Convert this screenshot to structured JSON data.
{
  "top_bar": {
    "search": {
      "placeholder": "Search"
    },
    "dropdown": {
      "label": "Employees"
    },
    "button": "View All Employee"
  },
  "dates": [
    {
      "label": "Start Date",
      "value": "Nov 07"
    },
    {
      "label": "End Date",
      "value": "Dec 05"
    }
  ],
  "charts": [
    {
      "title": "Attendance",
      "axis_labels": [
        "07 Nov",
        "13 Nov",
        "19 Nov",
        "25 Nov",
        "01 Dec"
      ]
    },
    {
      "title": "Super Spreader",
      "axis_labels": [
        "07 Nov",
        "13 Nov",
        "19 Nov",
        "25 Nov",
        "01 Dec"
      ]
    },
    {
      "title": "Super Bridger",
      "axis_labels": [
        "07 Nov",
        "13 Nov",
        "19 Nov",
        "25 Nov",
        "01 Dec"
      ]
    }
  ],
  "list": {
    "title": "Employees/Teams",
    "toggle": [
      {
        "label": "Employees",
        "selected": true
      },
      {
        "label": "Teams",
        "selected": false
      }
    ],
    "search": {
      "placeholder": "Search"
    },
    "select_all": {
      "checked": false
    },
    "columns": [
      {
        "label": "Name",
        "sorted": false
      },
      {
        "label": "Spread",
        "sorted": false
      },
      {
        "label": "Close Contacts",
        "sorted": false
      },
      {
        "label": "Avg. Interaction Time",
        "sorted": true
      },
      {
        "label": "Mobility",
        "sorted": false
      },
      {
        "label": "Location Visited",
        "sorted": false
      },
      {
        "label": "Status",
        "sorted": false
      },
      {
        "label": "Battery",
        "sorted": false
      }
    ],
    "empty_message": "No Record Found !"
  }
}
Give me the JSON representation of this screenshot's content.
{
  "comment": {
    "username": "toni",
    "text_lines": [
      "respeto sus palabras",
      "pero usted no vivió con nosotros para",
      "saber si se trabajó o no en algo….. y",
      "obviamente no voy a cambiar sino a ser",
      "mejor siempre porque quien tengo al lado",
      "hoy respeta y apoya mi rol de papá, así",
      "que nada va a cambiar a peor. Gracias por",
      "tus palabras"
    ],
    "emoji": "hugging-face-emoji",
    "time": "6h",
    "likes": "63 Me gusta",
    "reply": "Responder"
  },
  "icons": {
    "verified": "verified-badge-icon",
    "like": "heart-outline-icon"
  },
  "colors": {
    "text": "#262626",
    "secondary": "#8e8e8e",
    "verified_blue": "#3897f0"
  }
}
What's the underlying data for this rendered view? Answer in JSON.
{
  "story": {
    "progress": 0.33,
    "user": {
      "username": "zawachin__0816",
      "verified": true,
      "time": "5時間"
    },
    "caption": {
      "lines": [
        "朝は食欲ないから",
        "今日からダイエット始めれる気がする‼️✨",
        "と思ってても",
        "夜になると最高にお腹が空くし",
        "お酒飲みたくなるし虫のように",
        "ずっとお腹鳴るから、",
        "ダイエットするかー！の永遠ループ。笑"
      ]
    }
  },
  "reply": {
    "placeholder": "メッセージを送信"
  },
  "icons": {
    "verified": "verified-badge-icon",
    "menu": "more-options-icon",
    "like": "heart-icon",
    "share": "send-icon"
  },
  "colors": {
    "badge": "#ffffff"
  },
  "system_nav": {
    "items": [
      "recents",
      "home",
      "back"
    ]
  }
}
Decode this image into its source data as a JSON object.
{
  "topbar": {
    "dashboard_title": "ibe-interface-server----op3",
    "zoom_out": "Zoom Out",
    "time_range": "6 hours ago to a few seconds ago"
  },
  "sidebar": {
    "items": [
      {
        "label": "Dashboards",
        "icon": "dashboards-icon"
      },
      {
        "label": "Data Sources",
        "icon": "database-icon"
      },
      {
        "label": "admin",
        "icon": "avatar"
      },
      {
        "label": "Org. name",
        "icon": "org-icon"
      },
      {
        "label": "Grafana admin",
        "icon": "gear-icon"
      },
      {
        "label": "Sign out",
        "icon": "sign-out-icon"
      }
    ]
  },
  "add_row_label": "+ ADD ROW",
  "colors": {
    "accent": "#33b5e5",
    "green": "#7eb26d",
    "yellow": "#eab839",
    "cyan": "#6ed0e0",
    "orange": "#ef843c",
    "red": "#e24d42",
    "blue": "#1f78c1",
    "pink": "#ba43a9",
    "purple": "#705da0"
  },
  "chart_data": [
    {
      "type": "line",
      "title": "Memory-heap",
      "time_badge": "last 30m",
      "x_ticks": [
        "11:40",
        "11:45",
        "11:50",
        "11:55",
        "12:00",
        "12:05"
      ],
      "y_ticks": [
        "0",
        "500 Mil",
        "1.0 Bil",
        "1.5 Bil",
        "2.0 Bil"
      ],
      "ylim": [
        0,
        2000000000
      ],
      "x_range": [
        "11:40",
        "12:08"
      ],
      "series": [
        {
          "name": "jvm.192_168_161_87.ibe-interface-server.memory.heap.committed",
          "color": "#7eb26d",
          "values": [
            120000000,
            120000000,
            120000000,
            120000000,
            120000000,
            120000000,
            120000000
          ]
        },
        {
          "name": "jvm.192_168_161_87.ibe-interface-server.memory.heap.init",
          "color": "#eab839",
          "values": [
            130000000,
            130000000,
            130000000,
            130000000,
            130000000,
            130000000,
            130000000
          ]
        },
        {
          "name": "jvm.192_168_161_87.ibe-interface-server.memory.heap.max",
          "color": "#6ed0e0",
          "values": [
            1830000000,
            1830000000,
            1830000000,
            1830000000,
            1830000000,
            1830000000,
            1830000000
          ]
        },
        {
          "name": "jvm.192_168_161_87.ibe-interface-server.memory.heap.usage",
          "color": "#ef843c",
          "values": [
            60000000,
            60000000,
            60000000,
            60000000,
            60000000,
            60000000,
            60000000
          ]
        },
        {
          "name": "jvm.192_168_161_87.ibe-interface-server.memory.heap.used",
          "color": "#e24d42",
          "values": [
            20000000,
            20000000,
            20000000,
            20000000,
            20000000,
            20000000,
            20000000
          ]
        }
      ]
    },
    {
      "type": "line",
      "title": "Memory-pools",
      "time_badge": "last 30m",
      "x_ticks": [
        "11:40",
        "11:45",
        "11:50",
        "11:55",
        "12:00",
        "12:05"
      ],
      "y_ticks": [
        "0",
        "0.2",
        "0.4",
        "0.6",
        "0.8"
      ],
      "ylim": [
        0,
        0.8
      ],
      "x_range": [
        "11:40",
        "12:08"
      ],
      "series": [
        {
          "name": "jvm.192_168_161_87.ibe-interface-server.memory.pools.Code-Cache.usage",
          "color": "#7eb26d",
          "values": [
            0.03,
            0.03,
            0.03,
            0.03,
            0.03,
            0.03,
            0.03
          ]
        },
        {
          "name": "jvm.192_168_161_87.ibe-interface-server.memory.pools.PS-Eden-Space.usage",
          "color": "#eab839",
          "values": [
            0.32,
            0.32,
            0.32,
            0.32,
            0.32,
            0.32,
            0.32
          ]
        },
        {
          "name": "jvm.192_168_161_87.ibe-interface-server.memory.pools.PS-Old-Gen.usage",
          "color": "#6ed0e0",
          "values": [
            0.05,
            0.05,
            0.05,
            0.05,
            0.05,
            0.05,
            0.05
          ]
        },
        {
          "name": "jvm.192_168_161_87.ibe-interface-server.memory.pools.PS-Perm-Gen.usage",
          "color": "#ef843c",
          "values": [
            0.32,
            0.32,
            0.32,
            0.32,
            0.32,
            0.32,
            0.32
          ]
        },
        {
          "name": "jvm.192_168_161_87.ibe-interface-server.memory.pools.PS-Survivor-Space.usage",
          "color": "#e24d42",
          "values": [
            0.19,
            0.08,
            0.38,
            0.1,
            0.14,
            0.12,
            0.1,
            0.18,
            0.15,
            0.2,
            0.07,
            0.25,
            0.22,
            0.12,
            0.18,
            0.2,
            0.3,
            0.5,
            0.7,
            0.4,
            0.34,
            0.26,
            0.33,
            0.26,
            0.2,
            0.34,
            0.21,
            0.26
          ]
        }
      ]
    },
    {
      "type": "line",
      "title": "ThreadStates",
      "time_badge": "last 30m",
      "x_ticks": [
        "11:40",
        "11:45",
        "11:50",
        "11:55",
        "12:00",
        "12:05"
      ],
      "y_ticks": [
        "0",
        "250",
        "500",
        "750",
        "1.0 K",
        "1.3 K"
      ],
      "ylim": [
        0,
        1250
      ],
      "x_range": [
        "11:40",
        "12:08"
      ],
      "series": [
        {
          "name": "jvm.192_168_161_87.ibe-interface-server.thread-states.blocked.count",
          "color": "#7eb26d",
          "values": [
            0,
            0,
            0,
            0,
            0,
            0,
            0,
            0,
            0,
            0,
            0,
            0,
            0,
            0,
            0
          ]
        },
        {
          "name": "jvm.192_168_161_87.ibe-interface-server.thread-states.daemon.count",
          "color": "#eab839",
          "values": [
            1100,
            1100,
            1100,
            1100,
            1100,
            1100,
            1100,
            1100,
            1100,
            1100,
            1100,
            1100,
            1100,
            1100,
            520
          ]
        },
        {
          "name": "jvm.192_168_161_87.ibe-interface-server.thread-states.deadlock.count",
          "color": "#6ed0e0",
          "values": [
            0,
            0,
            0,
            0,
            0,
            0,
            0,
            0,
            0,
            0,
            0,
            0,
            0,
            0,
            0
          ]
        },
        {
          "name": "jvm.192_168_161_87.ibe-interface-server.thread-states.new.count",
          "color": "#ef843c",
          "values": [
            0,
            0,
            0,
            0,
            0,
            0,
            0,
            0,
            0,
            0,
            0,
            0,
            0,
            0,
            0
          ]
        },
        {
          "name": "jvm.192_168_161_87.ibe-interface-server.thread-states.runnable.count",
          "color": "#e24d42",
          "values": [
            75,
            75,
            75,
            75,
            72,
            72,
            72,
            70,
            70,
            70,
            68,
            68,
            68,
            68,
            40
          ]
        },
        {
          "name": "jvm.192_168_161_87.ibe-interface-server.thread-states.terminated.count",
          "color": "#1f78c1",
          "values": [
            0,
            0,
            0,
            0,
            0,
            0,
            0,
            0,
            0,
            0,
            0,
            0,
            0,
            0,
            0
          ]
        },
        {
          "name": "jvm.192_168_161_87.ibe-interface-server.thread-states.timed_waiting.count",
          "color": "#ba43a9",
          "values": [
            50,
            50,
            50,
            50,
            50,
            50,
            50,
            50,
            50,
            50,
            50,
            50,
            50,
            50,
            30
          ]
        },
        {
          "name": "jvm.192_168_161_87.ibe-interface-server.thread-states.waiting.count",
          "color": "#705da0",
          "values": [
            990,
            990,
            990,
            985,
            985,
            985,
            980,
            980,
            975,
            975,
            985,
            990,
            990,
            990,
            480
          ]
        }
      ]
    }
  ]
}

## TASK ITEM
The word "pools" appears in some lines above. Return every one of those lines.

## EXERCISE ANSWER
      "title": "Memory-pools",
          "name": "jvm.192_168_161_87.ibe-interface-server.memory.pools.Code-Cache.usage",
          "name": "jvm.192_168_161_87.ibe-interface-server.memory.pools.PS-Eden-Space.usage",
          "name": "jvm.192_168_161_87.ibe-interface-server.memory.pools.PS-Old-Gen.usage",
          "name": "jvm.192_168_161_87.ibe-interface-server.memory.pools.PS-Perm-Gen.usage",
          "name": "jvm.192_168_161_87.ibe-interface-server.memory.pools.PS-Survivor-Space.usage",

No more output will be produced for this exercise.